Why he should get the role: Williams was a pretty dynamic returner at UConn these past four years, and had a combined 4 total return TD’s, including 2 on punt returns in 2012. In 2012 Williams had his best year returning punts averaging 12.05 yards per return (out of 21) to go along with those two touchdowns. Williams also projects well as a future slot receiver, which is a need area for the Redskins. Nick Williams had a big punt return in the 4th preseason game and again showed his potential in this area.
Why he shouldn’t get the role: While Williams is an interesting guy, he wasn’t going to make this roster before the Crawford injury, and he’d be unlikely to contribute much to the receiver role this season. Another slight concern is that while Williams had a big year returning punts in 2012, he struggled in 2011 averaging just 5.59 yards per return (22 returns). He may be a practice squad option, but he’s a reach for the 53 man roster.
Why he should get the role: Dawson has plenty of speed and quickness and could take over the role Brandon Banks had on the team. He flashed some big play return ability in practice and the preseason, and could have future upside for an expanded role.
Why he shouldn’t get the role: Though some people are in Dawson’s corner, he’s more hype than substance at this point. While he has natural speed and quickness, it is unclear if he really could perform at a high level or have the potential to improve next season. Also, being compared to Brandon Banks isn’t exactly the most ringing endorsement. Like Banks, Dawson showed indecision as a returner at times and that really isn’t a good thing. Dawson also doesn’t have a great career track record as he averaged just 8.1 yards per punt return (out of 30) in college, which isn’t exactly a strong number.
For me decision making and the roster spots matter quite a bit. The Redskins survived last year with Brandon Bank’s return antics, so just having a returner who knows not to try to return a kick inside the 5 yard line, or that will dance around when time is running off the clock and you are trying to comeback in a game would be a plus. I also want to see a returner who knows when to call for a fair catch, if he’s not going to be able to make the first guy miss. The roster decisions loom large for me as well. The Redskins will already have to cut two players (assuming there isn’t a serious injury) when Rob Jackson and Jarvis Jenkins come back, so I don’t know how they can justify keeping a return guy only. Particularly if they aren’t returning kickoffs as well. That is even more important once you try to figure out the 46 man active roster. You have just 43 non-specialist spots, so keeping a guy active who only returns punts is extremely hard.

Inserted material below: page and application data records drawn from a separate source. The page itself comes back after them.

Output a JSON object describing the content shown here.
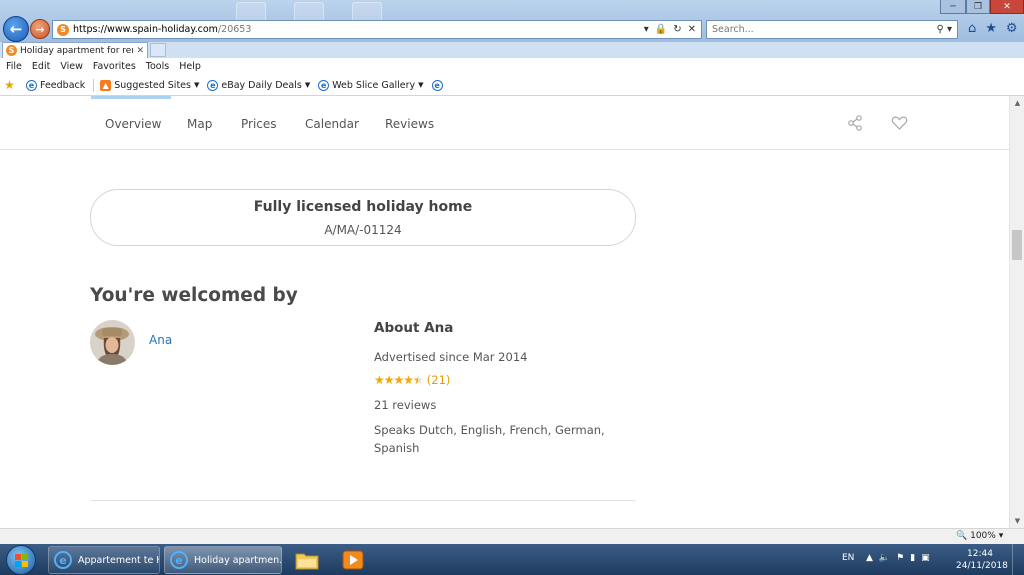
{
  "browser": {
    "url_host": "https://www.spain-holiday.com",
    "url_path": "/20653",
    "search_placeholder": "Search...",
    "tab_title": "Holiday apartment for rent ...",
    "menu": [
      "File",
      "Edit",
      "View",
      "Favorites",
      "Tools",
      "Help"
    ],
    "favorites": [
      {
        "label": "Feedback",
        "icon": "ie-page-icon",
        "dropdown": false
      },
      {
        "label": "Suggested Sites",
        "icon": "suggested-sites-icon",
        "dropdown": true
      },
      {
        "label": "eBay Daily Deals",
        "icon": "ie-page-icon",
        "dropdown": true
      },
      {
        "label": "Web Slice Gallery",
        "icon": "ie-page-icon",
        "dropdown": true
      }
    ],
    "zoom": "100%"
  },
  "page": {
    "nav": [
      "Overview",
      "Map",
      "Prices",
      "Calendar",
      "Reviews"
    ],
    "license": {
      "title": "Fully licensed holiday home",
      "number": "A/MA/-01124"
    },
    "welcome_heading": "You're welcomed by",
    "host": {
      "name": "Ana",
      "about_title": "About Ana",
      "advertised_since": "Advertised since Mar 2014",
      "rating_count": "(21)",
      "rating_value": 4.5,
      "rating_max": 5,
      "reviews": "21 reviews",
      "languages": "Speaks Dutch, English, French, German, Spanish"
    }
  },
  "taskbar": {
    "tasks": [
      "Appartement te H...",
      "Holiday apartmen..."
    ],
    "language": "EN",
    "time": "12:44",
    "date": "24/11/2018"
  },
  "colors": {
    "link": "#2777b5",
    "star": "#f5a800",
    "nav_indicator": "#a9d3ee"
  }
}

Thompson did a great job with his punt return for a TD, but I still don’t know if he deserves the return job. Nick Williams had a great return later (and a far better track record), yet no one is calling for him as the return man. Thompson may have gotten himself a roster spot, but I don’t know if you want him back there just yet. Again a big factor is decision making and that is not something that you can learn overnight. In the game on one kickoff return Thompson caught a kickoff 6 yards deep in the end zone and was going to bring it out, but was stopped by Evan Royster. Now obviously in the preseason you might take some more risks, but as a returner it is crucial for you to know the situation and what to do in each case. I don’t believe Thompson is there year. In the end for me I think a combination of Niles Paul and Santana Moss is the best option for this team. Paul can be the consistent guy and get say 70% of the returns, but in key situations I would turn to Moss for a big return or just trusting his decision making to ensure he isn’t fumbling the ball which could steal a win away from the Redskins.